Forgot your password?  

Resources for students & teachers

This eBook from the Gutenberg Project consists of approximately 567 pages of information about The Works of Charles and Mary Lamb Volume 2.

And because the human part of it might not press into the heart and inwards of the palace of its adoption, those full-natured angels tended it by turns in the purlieus of the palace, where were shady groves and rivulets, like this green earth from which it came:  so Love, with Voluntary Humility, waited upon the entertainment of the new-adopted.

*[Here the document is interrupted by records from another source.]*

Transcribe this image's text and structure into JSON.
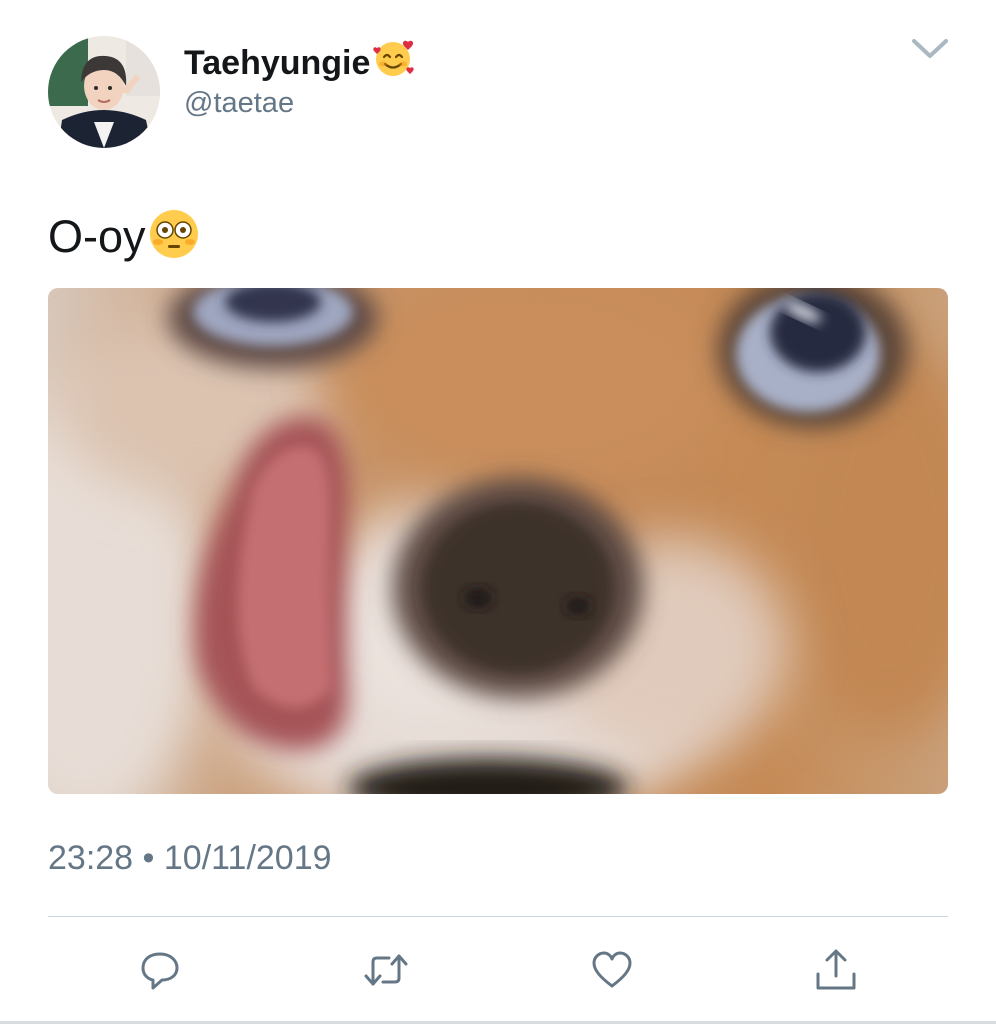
{
  "user": {
    "display_name": "Taehyungie",
    "display_name_emoji": "smiling-face-with-hearts",
    "handle": "@taetae",
    "avatar": "profile-photo"
  },
  "tweet": {
    "text": "O-oy",
    "text_emoji": "flushed-face",
    "media": "blurred close-up photo of a dog licking its nose",
    "timestamp": "23:28 • 10/11/2019"
  },
  "actions": [
    {
      "icon": "reply-icon"
    },
    {
      "icon": "retweet-icon"
    },
    {
      "icon": "like-icon"
    },
    {
      "icon": "share-icon"
    }
  ],
  "colors": {
    "text_primary": "#14171a",
    "text_secondary": "#657786",
    "icon_gray": "#657786",
    "divider": "#ccd6dd"
  }
}
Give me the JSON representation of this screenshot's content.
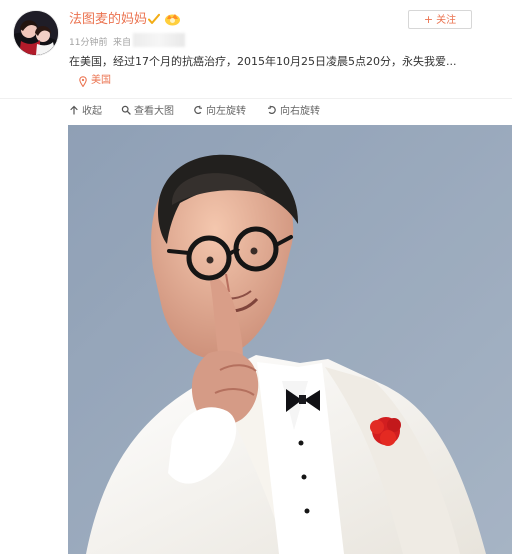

And myriads of years rolled round (in dreams Time is nothing), and still it kept, and is to keep, perpetual childhood, and is the Tutelar Genius of Childhood upon earth, and still goes lame and lovely.

By the banks of the river Pison is seen, lone-sitting by the grave of the terrestrial Adah, whom the angel Nadir loved, a Child; but not the same which I saw in heaven.  A mournful hue overcasts its lineaments; nevertheless, a correspondency is between the child by the grave, and that celestial orphan, whom I saw above; and the dimness of the grief upon the heavenly, is as a shadow or emblem of that which stains the beauty of the terrestrial.  And this correspondency is not to be understood but by dreams.

And in the archives of heaven I had grace to read, how that once the angel Nadir, being exiled from his place for mortal passion, upspringing on the wings of parental love (such power had parental love for a moment to suspend the else-irrevocable law) appeared for a brief instant in his station; and, depositing a wondrous Birth, straightway disappeared, and the palaces knew him no more.  And this charge was the self-same Babe, who goeth lame and lovely—­but Adah sleepeth by the river Pison.

A DEATH-BED

IN A LETTER TO R.H.  ESQ.  OF B——­

I called upon you this morning, and found that you were gone to visit a dying friend.  I had been upon a like errand.  Poor N.R. has lain dying now for almost a week; such is the penalty we pay for having enjoyed through life a strong constitution.  Whether he knew me or not, I know not, or whether he saw me through his poor glazed eyes; but the group I saw about him I shall not forget.  Upon the bed, or about it, were assembled his Wife, their two Daughters, and poor deaf Robert, looking doubly stupified.  There they were, and seemed to have been sitting all the week.  I could only reach out a hand to Mrs. R. Speaking was impossible in that mute chamber.  By this time it must be all over with him.  In him I have a loss the world cannot make up.  He was my friend, and my father’s friend, for all the life that I can remember.  I seem to have made foolish friendships since.  Those are the friendships, which outlast a second generation.  Old as I am getting, in his eyes I was still the child he knew me.  To the last he called me Jemmy.  I have none to call me Jemmy now.  He was the last link that bound me to B——.  You are but of yesterday.  In him I seem to have lost the old plainness of manners and singleness of heart.  Lettered he was not; his reading scarcely exceeded

Follow Us on Facebook